Sullivan is the principal author of a new ethics guide for Canada’s family doctors that tackles the issues of assisted suicide and voluntary euthanasia. Published by the College of Physicians of Canada, the new “Guide for Reflection on Ethical Issues Concerning Assisted Suicide and Voluntary Euthanasia” is necessarily neutral on the change in the law mandated by the Supreme Court of Canada in a landmark decision last February. But there’s more to the issue than law, Sullivan told The Catholic Register.
“The key issue is that while this (Supreme Court decision) opens up all kinds of possibilities, it also makes it clear that physicians are going to be faced with a lot and they have to say more than just what the law says — which might have been what used to happen,” Sullivan said. “They’re going to have to engage in some deliberative process.”
While in the extreme instance it may be necessary for a doctor who morally objects to assisting in a suicide to transfer care of a patient to another doctor of the patient’s choosing, it’s never ideal to sever the relationship between doctor and patient. Instead, Sullivan hopes to see doctors engage in serious, respectful and deep conversations with their patients about end-of-life decisions.
When patients say they want to die, there’s a lot behind that statement. Before any decision becomes final, doctor and patient together need to explore the full background behind a desire to hasten death.
“The person who is making this request is already, in a sense, voicing a conclusion based on their perceived situation and maybe the very limited options that they perceive,” said Sullivan.
“Ethical deliberation between physician and patient should be specific and take into account the unique circumstances of each case,” reads the new guide for Canada’s family doctors. “The same standards of due diligence and care in ethical reasoning that pertain to the care of any patient should be maintained when physicians deliberate about the care of patients who have serious illnesses, diseases or disabilities and/or who are dying.”
But that kind of deliberation presumes a certain kind of doctorpatient relationship — one that takes time to establish and may be at odds with patient expectations.
There are many patients who still expect a paternalistic, doctorknows- best relationship and many doctors who comfortably slide into that role.
“The doc made the decisions and you just listened,” is how Sullivan describes this.
If this is what the patient expects from the doctor, then the patient may be unwilling or unprepared to engage in deep reflection on his or her values and hopes, or the reasons why death seems so inviting.

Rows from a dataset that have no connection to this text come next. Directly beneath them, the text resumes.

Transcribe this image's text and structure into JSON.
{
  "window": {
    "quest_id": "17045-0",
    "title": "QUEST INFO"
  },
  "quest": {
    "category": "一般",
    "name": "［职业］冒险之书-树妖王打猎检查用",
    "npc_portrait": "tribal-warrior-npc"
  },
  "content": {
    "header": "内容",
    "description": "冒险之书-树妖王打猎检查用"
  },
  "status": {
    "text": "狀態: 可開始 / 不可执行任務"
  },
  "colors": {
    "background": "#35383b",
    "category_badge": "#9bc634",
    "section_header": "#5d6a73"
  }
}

An almost opposite tendency also gets in the way of a serious reflection on the reasons behind a request for assisted suicide. Many doctor-patient relationships today follow a “consumerist model,” said Sullivan.
Like a shopper in a department store, in this model patients believe they’re in control — or that they’re supposed to be.
“You’ve got some goods and services and I’m the purchaser of those — that’s the sort of model that many people are familiar with,” said Sullivan.
But that model also stymies conversation. It just comes down to supply and demand. The only decision the doctor has to make is whether to stock assisted death behind the counter. Then the doctor has to determine whether the patient is a reasonably informed consumer.
Ideally doctors should know their patients and patients should know and trust their caregivers, said Sullivan. In that sort of relationship the truth of things and what’s best for everyone is arrived at slowly and together.
Doing more than just dispensing facts and responding to demands would push doctors into a deeper relationship with patients, “going beyond to actually walk with people in trying to make sense for them with this information.”
Sullivan calls this a “deliberative model” of the doctor-patient relationship.
He acknowledges that such a relationship demands a lot more of both doctors and patients. A conversation about death and all its consequences for those living who remain isn’t something that can be covered in an eight-minute consultation.
“Regardless of what the issue is, that is a level of involvement that I suspect doesn’t happen all that often,” Sullivan said. “And yet it’s something to be desired, I think, if physicians are good at helping people with that (end-oflife decisions) at least in the realm of medicine.”
By putting the euthanasia question in the context of the doctor-patient relationship, rather than just patient demand or patient autonomy, Sullivan believes doctors could practice better medicine generally.
“The whole focus at this stage in the debate is on the capacity of the patient who is making the decision. That’s sort of the legal context,” he said. “Right now at least, it all comes down to capacity.
It didn’t begin there necessarily in the dialogue in Canada. Capacity wasn’t the key issue. And I suspect it won’t end there. Already people are saying, ‘Well, what about advance directives, when a person is no longer capable?’ ”
Sullivan believes patients want doctors who think about the issues and share their insights.
“First of all, I think it’s a good thing that physicians have positions on some things,” he said. “If they come across something for which their conscience prevents them from following a request from a patient, then they should not be required to ignore that. There should be a provision that they’re not involved to a level that would violate their conscience.”